SUPPLIED INFORMATION: Begin

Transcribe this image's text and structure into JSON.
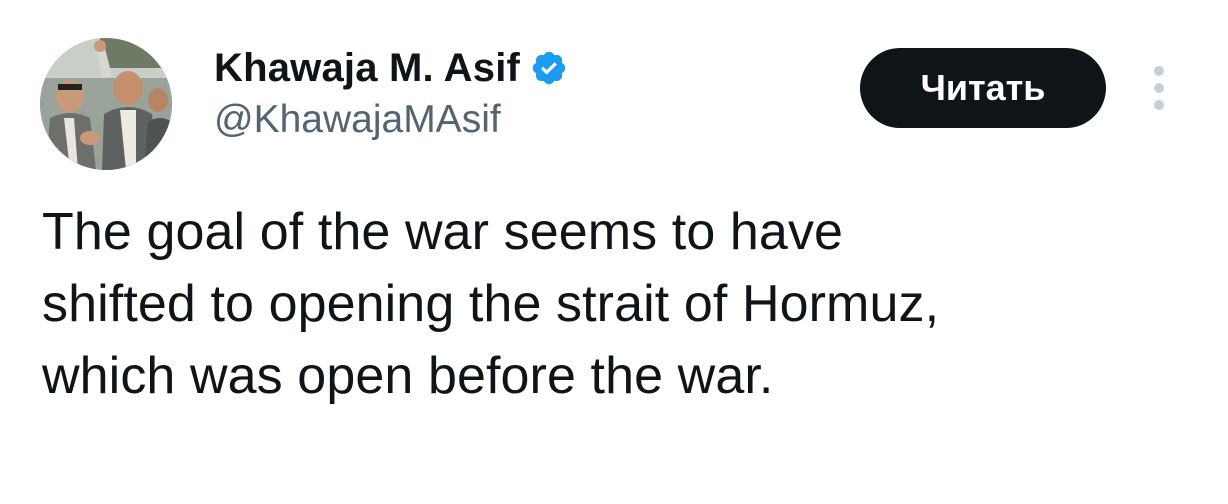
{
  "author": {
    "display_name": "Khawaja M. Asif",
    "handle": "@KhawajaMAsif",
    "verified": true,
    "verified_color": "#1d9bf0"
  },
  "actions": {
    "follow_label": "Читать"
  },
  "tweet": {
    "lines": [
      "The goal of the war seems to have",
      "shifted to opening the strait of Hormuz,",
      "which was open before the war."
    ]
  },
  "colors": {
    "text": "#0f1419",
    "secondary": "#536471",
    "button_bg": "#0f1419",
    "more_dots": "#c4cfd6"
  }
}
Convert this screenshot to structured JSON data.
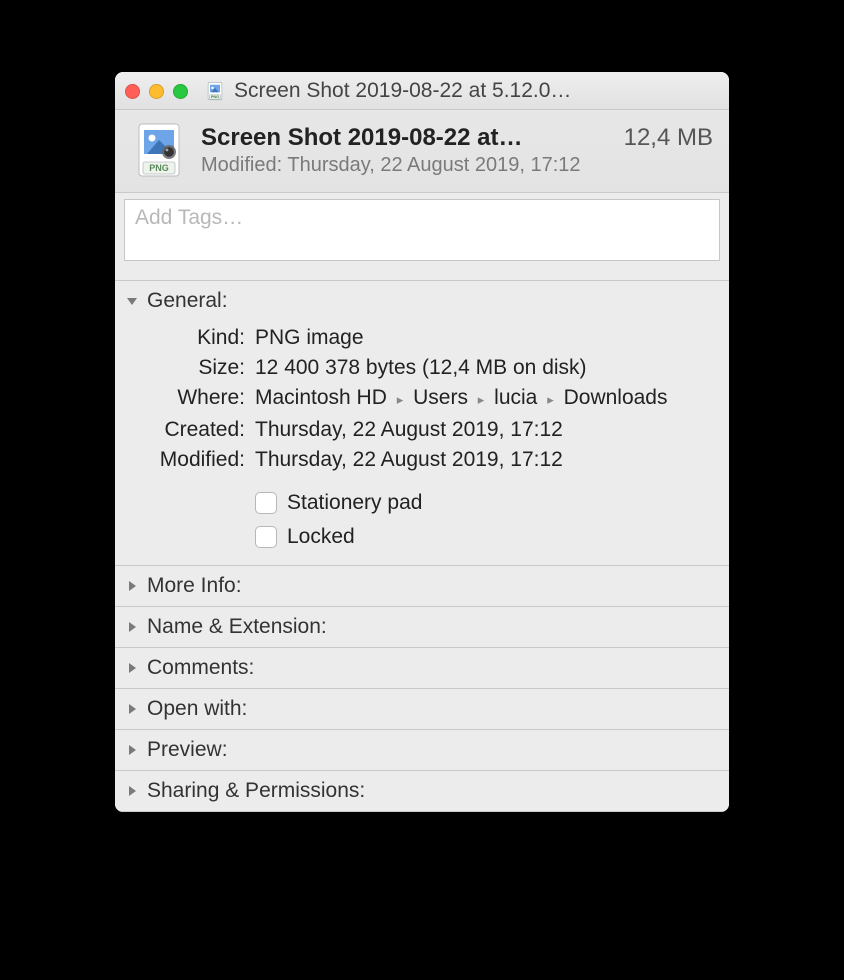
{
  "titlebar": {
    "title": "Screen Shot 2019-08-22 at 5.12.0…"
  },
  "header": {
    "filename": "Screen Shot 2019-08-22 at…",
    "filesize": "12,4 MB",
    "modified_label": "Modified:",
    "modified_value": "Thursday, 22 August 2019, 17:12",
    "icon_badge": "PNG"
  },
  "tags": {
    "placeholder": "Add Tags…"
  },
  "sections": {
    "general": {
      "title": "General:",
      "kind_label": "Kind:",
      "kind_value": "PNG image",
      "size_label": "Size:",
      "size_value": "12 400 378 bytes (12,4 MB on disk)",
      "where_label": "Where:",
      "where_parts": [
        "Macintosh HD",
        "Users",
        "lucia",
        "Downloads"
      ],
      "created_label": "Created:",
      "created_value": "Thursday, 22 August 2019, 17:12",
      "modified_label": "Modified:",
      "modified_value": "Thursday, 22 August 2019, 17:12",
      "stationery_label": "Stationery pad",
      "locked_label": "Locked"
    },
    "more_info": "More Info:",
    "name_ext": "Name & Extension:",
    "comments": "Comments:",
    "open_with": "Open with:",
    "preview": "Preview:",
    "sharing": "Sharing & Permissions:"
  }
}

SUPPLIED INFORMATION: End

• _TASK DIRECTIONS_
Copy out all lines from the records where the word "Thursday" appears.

• _ANSWER TO THIS TASK_
    "modified_value": "Thursday, 22 August 2019, 17:12",
      "created_value": "Thursday, 22 August 2019, 17:12",
      "modified_value": "Thursday, 22 August 2019, 17:12",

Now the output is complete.